What the task asks: All entries are to be given again verbatim.

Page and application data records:
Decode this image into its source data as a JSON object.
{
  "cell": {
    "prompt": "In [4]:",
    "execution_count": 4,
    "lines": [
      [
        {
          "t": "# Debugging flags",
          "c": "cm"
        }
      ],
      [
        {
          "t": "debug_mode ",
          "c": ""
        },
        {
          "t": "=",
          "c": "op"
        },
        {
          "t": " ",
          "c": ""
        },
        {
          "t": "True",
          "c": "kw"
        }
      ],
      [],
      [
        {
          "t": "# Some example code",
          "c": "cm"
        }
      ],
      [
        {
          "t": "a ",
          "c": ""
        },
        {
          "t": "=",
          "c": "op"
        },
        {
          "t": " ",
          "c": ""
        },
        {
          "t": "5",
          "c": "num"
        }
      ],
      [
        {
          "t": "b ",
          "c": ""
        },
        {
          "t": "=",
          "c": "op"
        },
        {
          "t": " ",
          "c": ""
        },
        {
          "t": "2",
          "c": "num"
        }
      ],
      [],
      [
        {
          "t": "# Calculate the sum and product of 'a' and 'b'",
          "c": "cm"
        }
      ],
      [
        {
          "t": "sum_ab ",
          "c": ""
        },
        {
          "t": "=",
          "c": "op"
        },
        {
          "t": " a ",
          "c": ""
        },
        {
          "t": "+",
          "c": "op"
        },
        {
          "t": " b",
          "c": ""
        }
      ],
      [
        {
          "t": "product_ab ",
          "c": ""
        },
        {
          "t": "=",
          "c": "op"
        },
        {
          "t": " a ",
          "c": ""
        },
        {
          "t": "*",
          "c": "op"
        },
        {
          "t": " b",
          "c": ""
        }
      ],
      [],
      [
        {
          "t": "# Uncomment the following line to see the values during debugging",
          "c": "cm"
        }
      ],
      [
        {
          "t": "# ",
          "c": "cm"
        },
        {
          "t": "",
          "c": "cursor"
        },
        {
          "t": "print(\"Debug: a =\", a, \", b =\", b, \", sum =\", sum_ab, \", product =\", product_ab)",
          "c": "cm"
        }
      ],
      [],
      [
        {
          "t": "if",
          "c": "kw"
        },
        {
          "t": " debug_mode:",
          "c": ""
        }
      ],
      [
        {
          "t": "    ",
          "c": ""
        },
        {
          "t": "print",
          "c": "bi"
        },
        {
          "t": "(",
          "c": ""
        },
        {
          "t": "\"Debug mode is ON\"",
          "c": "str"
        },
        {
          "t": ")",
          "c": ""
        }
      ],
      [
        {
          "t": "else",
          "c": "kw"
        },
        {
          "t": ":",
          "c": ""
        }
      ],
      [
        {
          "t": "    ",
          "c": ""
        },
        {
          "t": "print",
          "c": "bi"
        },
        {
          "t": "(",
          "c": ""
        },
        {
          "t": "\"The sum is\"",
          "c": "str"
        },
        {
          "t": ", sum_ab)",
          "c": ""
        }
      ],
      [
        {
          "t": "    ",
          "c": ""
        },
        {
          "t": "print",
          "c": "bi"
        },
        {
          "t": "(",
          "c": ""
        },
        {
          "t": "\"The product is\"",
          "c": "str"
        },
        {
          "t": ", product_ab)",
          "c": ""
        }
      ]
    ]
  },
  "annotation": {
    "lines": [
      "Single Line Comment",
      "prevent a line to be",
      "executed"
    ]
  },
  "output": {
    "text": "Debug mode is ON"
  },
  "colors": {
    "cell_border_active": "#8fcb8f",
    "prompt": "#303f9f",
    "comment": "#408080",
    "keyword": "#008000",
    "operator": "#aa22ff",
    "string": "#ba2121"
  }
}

Solution:
Decode this image into its source data as a JSON object.
{
  "cell": {
    "prompt": "In [4]:",
    "execution_count": 4,
    "lines": [
      [
        {
          "t": "# Debugging flags",
          "c": "cm"
        }
      ],
      [
        {
          "t": "debug_mode ",
          "c": ""
        },
        {
          "t": "=",
          "c": "op"
        },
        {
          "t": " ",
          "c": ""
        },
        {
          "t": "True",
          "c": "kw"
        }
      ],
      [],
      [
        {
          "t": "# Some example code",
          "c": "cm"
        }
      ],
      [
        {
          "t": "a ",
          "c": ""
        },
        {
          "t": "=",
          "c": "op"
        },
        {
          "t": " ",
          "c": ""
        },
        {
          "t": "5",
          "c": "num"
        }
      ],
      [
        {
          "t": "b ",
          "c": ""
        },
        {
          "t": "=",
          "c": "op"
        },
        {
          "t": " ",
          "c": ""
        },
        {
          "t": "2",
          "c": "num"
        }
      ],
      [],
      [
        {
          "t": "# Calculate the sum and product of 'a' and 'b'",
          "c": "cm"
        }
      ],
      [
        {
          "t": "sum_ab ",
          "c": ""
        },
        {
          "t": "=",
          "c": "op"
        },
        {
          "t": " a ",
          "c": ""
        },
        {
          "t": "+",
          "c": "op"
        },
        {
          "t": " b",
          "c": ""
        }
      ],
      [
        {
          "t": "product_ab ",
          "c": ""
        },
        {
          "t": "=",
          "c": "op"
        },
        {
          "t": " a ",
          "c": ""
        },
        {
          "t": "*",
          "c": "op"
        },
        {
          "t": " b",
          "c": ""
        }
      ],
      [],
      [
        {
          "t": "# Uncomment the following line to see the values during debugging",
          "c": "cm"
        }
      ],
      [
        {
          "t": "# ",
          "c": "cm"
        },
        {
          "t": "",
          "c": "cursor"
        },
        {
          "t": "print(\"Debug: a =\", a, \", b =\", b, \", sum =\", sum_ab, \", product =\", product_ab)",
          "c": "cm"
        }
      ],
      [],
      [
        {
          "t": "if",
          "c": "kw"
        },
        {
          "t": " debug_mode:",
          "c": ""
        }
      ],
      [
        {
          "t": "    ",
          "c": ""
        },
        {
          "t": "print",
          "c": "bi"
        },
        {
          "t": "(",
          "c": ""
        },
        {
          "t": "\"Debug mode is ON\"",
          "c": "str"
        },
        {
          "t": ")",
          "c": ""
        }
      ],
      [
        {
          "t": "else",
          "c": "kw"
        },
        {
          "t": ":",
          "c": ""
        }
      ],
      [
        {
          "t": "    ",
          "c": ""
        },
        {
          "t": "print",
          "c": "bi"
        },
        {
          "t": "(",
          "c": ""
        },
        {
          "t": "\"The sum is\"",
          "c": "str"
        },
        {
          "t": ", sum_ab)",
          "c": ""
        }
      ],
      [
        {
          "t": "    ",
          "c": ""
        },
        {
          "t": "print",
          "c": "bi"
        },
        {
          "t": "(",
          "c": ""
        },
        {
          "t": "\"The product is\"",
          "c": "str"
        },
        {
          "t": ", product_ab)",
          "c": ""
        }
      ]
    ]
  },
  "annotation": {
    "lines": [
      "Single Line Comment",
      "prevent a line to be",
      "executed"
    ]
  },
  "output": {
    "text": "Debug mode is ON"
  },
  "colors": {
    "cell_border_active": "#8fcb8f",
    "prompt": "#303f9f",
    "comment": "#408080",
    "keyword": "#008000",
    "operator": "#aa22ff",
    "string": "#ba2121"
  }
}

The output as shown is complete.